**Try it**:
Could you copy every line of the data that contains "JSON"?
********************
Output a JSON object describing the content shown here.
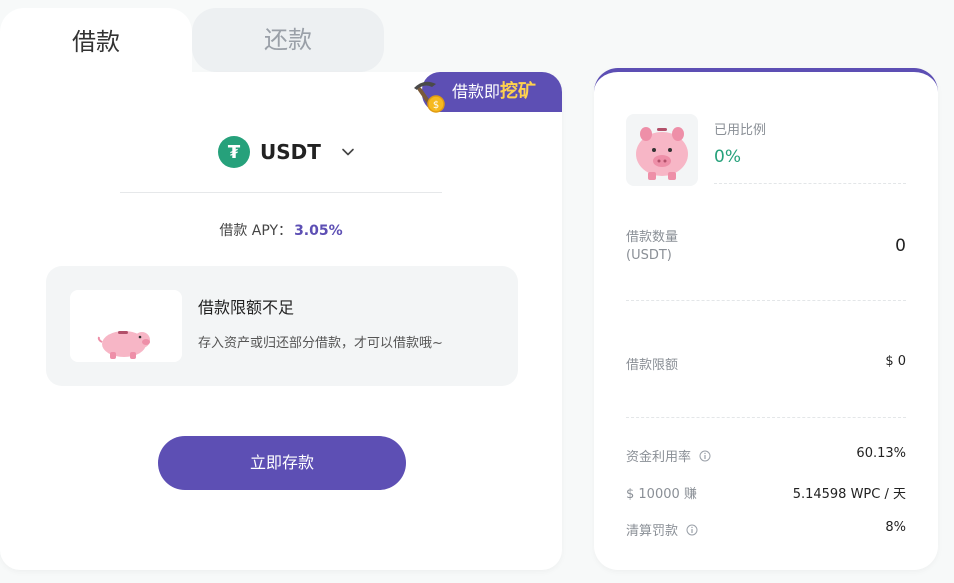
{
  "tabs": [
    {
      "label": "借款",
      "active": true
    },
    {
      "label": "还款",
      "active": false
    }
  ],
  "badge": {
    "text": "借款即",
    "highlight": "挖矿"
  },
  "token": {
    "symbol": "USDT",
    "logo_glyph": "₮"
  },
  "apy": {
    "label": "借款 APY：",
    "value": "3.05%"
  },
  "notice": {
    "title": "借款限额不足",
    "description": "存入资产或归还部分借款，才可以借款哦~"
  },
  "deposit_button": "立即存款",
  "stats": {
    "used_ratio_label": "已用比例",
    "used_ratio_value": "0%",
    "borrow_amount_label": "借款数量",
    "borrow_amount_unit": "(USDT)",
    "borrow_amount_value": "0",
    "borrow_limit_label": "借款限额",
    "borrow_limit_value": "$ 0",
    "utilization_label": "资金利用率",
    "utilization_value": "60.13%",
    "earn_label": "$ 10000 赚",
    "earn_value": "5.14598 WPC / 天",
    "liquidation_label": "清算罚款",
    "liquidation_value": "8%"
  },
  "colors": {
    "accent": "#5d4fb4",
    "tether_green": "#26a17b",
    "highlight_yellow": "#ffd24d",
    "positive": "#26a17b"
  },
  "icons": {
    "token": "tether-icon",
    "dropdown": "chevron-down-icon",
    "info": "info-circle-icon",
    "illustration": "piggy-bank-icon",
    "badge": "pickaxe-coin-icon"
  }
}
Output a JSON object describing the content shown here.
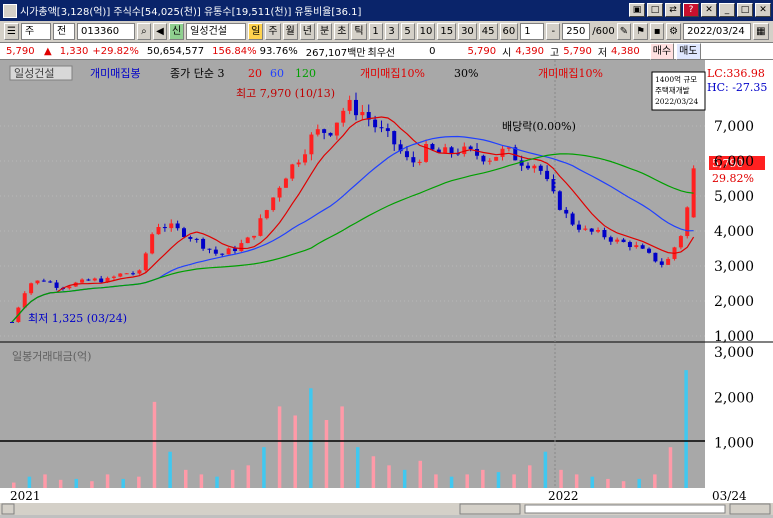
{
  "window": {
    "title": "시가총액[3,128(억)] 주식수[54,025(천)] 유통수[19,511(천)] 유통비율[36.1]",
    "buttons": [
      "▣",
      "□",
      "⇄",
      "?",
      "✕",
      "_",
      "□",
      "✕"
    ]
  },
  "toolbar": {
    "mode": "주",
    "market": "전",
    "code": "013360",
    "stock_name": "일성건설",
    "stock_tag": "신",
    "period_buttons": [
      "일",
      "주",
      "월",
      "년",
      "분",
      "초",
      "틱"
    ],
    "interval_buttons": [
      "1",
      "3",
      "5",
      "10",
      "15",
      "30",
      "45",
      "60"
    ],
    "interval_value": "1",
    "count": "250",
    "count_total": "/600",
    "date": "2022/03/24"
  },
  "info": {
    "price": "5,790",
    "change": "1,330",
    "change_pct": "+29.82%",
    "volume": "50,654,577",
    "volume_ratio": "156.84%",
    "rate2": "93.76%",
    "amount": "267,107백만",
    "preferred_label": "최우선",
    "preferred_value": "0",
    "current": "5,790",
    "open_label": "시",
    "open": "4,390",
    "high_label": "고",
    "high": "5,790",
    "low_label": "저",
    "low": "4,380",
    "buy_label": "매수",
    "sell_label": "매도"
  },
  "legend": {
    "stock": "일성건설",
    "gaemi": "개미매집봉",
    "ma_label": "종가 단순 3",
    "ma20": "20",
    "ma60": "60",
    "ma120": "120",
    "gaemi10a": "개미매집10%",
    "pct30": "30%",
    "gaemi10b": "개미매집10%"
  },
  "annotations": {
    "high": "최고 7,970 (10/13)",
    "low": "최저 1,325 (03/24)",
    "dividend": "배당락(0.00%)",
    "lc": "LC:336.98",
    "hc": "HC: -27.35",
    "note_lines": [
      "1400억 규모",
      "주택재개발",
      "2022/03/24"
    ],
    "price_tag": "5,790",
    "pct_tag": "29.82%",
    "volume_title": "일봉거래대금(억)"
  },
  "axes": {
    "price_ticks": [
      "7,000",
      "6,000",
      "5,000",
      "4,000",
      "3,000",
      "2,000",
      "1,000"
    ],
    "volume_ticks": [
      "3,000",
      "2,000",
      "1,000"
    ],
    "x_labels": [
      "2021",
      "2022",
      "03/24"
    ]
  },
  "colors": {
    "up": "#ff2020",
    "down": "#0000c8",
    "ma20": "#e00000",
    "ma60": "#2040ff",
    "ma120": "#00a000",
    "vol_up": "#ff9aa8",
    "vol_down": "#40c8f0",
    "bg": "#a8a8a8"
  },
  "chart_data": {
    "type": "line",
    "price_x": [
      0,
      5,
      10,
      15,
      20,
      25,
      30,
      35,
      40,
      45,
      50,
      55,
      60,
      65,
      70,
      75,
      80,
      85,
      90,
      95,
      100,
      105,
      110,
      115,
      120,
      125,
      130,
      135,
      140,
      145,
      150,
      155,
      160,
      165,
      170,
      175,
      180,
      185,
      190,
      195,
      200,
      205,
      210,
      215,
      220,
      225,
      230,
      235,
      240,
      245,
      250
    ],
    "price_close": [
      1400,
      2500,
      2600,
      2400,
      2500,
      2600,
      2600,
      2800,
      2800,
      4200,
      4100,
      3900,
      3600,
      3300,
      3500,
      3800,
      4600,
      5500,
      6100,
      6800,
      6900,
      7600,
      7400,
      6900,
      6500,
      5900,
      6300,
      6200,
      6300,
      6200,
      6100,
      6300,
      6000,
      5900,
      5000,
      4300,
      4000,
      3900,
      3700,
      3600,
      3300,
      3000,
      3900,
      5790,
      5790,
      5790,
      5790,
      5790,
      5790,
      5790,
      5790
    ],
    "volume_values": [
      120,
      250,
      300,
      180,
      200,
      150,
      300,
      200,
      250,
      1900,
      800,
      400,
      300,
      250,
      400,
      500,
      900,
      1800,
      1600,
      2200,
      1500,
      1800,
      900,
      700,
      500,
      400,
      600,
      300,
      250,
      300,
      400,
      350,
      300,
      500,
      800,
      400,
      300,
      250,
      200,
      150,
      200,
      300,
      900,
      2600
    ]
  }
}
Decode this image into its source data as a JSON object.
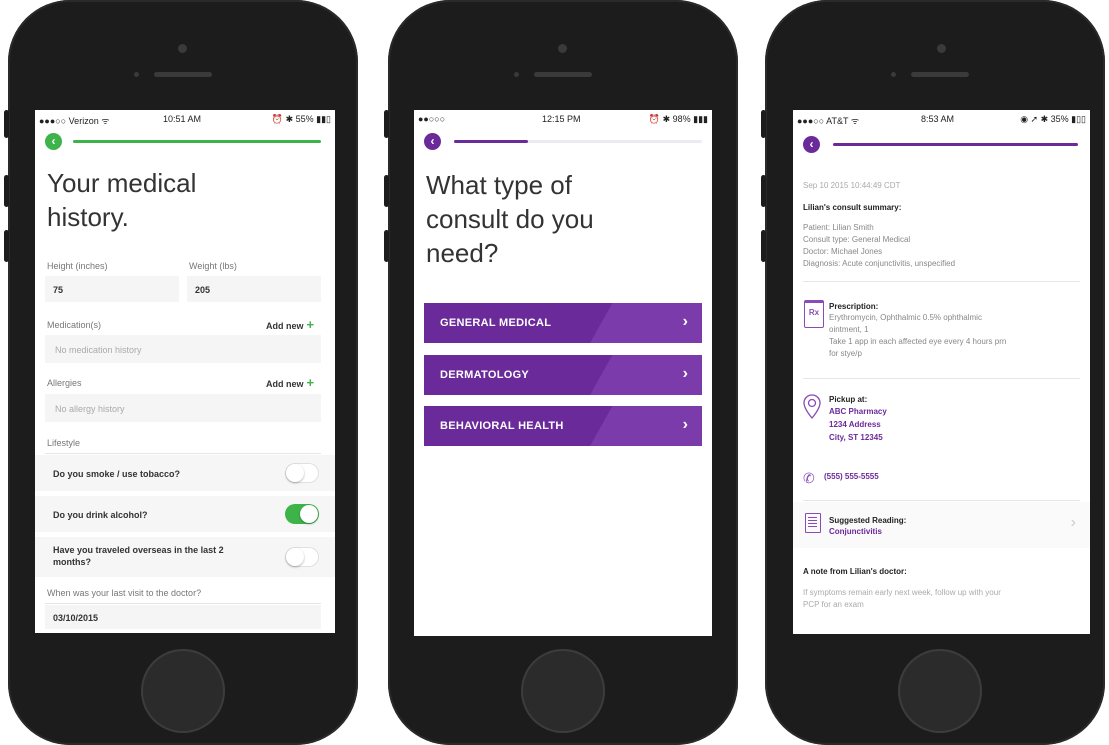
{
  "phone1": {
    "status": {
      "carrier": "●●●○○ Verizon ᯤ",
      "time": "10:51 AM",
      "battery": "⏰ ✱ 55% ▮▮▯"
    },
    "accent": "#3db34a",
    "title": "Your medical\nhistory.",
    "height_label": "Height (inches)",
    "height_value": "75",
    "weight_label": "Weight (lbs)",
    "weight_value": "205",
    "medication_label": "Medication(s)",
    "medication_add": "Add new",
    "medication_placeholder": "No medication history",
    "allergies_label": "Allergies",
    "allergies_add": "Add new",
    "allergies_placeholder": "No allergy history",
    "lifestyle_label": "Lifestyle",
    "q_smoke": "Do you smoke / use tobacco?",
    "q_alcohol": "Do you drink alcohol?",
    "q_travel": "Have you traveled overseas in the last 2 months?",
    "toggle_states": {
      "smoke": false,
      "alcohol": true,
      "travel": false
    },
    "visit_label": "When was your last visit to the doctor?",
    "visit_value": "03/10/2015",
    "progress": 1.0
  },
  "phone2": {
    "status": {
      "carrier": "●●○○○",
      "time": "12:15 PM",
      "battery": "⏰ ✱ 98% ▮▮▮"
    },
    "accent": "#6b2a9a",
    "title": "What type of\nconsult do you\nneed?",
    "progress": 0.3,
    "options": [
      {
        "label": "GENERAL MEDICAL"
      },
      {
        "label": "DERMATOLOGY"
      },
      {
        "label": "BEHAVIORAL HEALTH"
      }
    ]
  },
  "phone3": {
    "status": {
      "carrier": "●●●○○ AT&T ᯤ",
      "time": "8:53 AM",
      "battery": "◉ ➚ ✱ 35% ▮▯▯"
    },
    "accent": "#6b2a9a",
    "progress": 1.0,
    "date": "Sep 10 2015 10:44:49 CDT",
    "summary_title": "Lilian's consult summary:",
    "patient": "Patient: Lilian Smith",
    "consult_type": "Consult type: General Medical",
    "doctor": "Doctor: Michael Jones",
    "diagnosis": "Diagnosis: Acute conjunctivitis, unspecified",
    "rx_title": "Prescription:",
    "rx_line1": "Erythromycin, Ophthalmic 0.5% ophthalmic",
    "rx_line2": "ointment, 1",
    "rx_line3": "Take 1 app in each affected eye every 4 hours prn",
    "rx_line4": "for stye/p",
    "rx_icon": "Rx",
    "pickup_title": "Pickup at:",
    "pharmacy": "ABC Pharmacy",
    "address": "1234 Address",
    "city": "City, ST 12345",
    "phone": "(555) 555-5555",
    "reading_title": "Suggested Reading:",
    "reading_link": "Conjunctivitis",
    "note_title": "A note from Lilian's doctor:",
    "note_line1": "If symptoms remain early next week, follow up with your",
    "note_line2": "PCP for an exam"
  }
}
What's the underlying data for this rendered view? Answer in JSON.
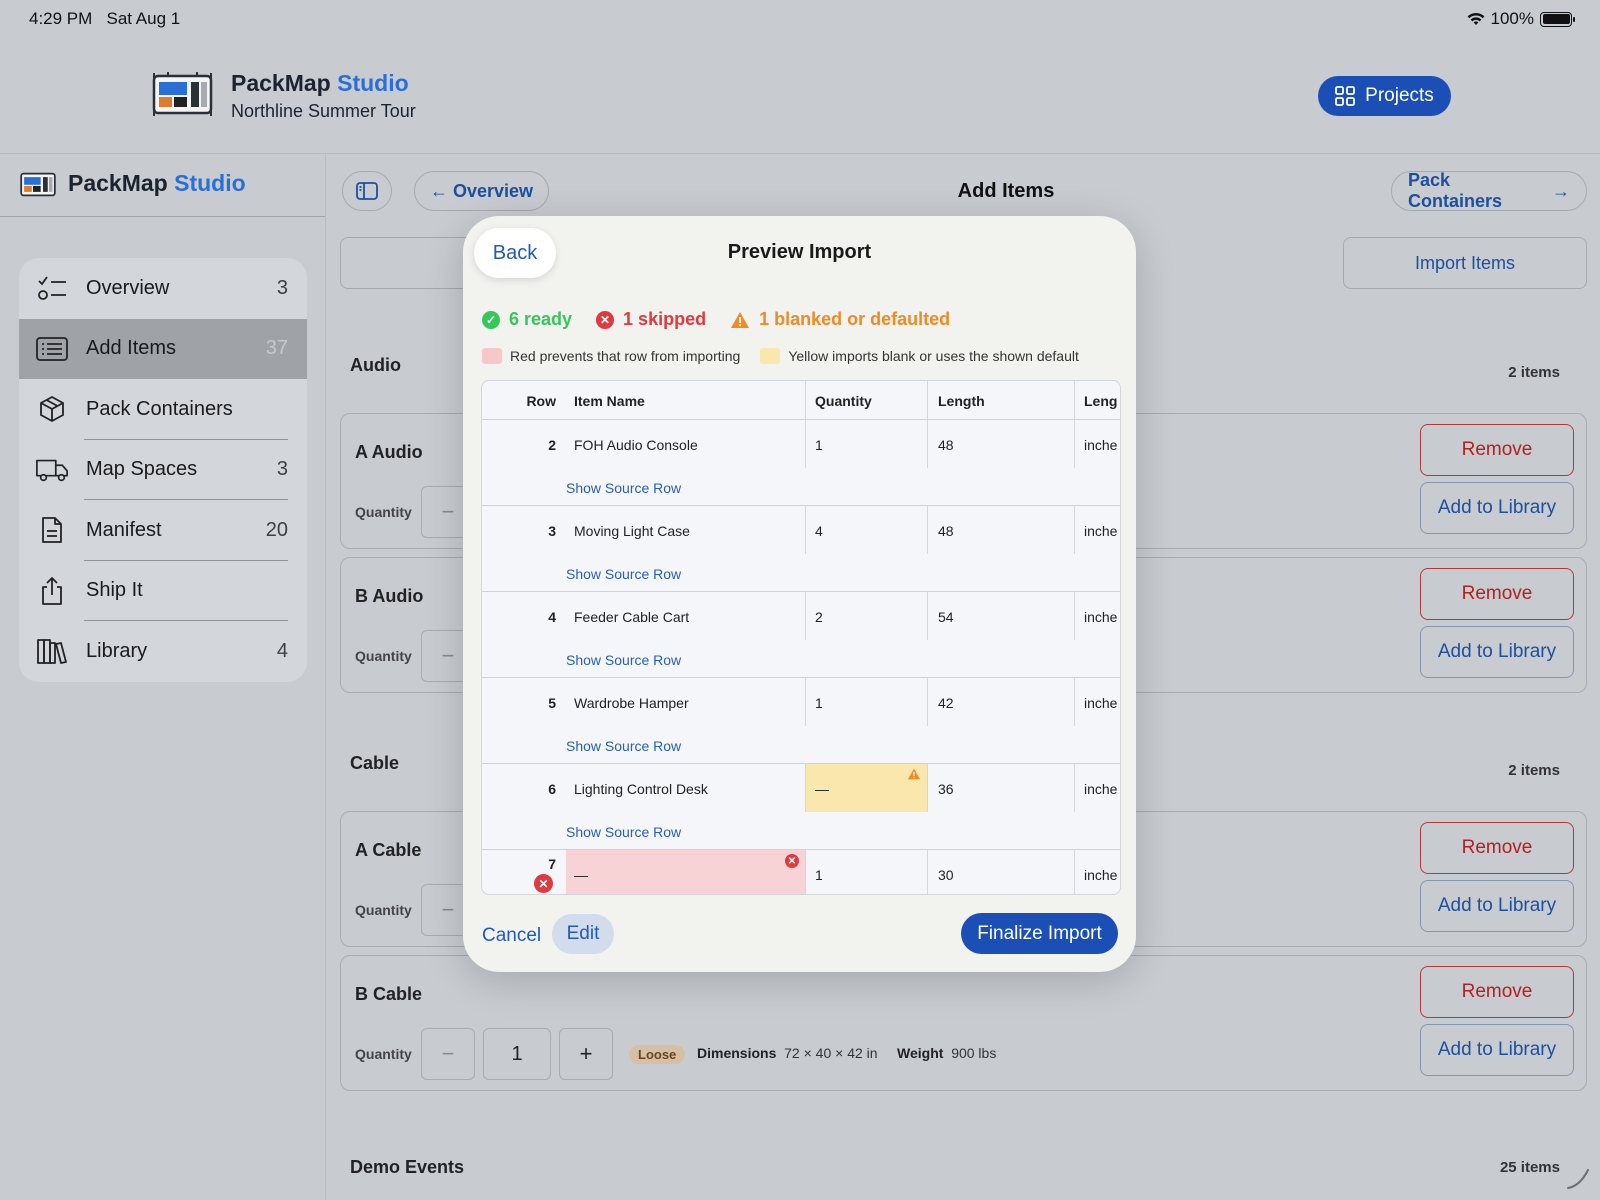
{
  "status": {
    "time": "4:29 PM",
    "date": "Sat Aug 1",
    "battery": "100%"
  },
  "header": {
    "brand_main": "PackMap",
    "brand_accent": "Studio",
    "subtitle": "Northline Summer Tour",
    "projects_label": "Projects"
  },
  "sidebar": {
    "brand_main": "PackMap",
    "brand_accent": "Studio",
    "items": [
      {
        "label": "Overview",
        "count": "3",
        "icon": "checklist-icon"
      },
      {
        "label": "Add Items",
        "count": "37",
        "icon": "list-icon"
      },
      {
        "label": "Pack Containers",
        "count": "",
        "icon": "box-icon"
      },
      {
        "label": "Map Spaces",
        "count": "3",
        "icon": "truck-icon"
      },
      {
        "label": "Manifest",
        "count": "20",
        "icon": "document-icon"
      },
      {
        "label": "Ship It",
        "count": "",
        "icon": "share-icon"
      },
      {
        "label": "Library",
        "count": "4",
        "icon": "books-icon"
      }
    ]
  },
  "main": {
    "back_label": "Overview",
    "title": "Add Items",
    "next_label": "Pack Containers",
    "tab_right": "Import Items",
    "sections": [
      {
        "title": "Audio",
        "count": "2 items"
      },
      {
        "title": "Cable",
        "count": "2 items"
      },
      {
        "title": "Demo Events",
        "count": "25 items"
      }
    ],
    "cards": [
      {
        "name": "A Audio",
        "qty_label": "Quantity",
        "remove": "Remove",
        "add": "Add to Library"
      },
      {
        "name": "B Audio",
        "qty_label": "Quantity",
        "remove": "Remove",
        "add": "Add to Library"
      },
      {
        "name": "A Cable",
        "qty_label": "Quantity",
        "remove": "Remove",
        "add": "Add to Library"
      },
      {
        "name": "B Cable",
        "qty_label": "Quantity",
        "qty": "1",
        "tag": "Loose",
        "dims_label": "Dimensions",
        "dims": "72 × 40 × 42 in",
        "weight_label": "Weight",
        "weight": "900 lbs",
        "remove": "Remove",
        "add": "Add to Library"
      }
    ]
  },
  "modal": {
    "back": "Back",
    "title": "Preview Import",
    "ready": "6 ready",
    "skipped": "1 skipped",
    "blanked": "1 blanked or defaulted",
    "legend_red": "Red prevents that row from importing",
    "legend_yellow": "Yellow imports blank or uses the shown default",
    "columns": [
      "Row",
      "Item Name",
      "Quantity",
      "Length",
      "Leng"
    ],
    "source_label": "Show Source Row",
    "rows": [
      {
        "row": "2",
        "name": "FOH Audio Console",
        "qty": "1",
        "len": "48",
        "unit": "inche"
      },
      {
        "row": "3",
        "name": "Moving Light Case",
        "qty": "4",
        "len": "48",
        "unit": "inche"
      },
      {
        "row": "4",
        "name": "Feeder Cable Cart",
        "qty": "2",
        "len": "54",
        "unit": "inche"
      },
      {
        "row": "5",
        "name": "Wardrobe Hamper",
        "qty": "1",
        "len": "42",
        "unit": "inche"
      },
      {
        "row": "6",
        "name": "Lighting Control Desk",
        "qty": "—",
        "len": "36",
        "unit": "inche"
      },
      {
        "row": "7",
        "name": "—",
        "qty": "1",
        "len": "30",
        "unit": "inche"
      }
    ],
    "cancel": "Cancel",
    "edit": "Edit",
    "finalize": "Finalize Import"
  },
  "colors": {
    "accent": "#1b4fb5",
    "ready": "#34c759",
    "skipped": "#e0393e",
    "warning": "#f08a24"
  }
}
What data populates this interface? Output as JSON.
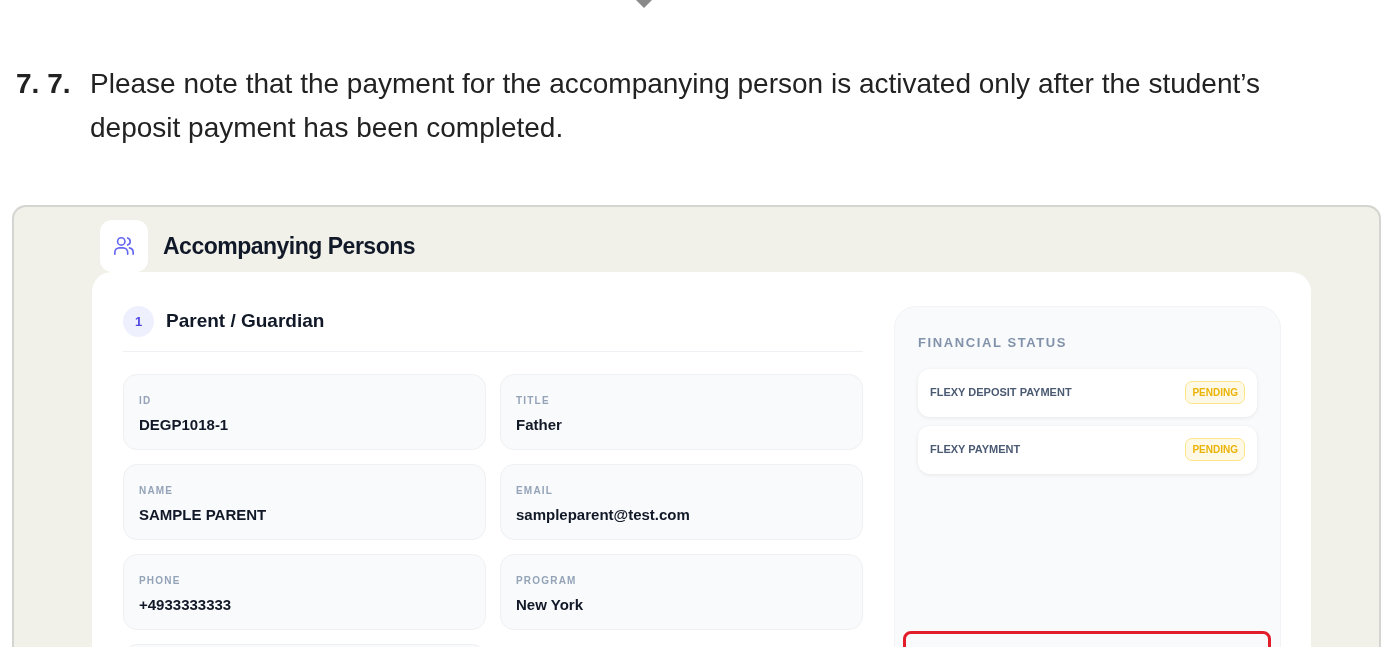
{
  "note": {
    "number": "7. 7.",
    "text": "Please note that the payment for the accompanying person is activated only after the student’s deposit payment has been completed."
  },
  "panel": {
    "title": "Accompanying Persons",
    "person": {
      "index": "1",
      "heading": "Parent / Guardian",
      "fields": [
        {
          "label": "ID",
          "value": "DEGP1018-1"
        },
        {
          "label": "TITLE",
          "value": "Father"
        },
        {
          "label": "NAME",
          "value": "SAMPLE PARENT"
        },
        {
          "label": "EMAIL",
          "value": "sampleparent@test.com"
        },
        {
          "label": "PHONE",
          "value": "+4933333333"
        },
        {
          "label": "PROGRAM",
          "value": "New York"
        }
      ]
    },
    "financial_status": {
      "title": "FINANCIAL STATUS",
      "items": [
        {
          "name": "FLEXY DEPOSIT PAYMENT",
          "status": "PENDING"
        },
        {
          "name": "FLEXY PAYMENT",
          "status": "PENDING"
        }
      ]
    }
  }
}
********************
**Answer to the problem**:
Output a JSON object describing the content shown here.
Output a JSON object describing the content shown here.
Decode this image into its source data as a JSON object.
What's the underlying data for this rendered view? Answer in JSON.
What data populates this interface? Output as JSON.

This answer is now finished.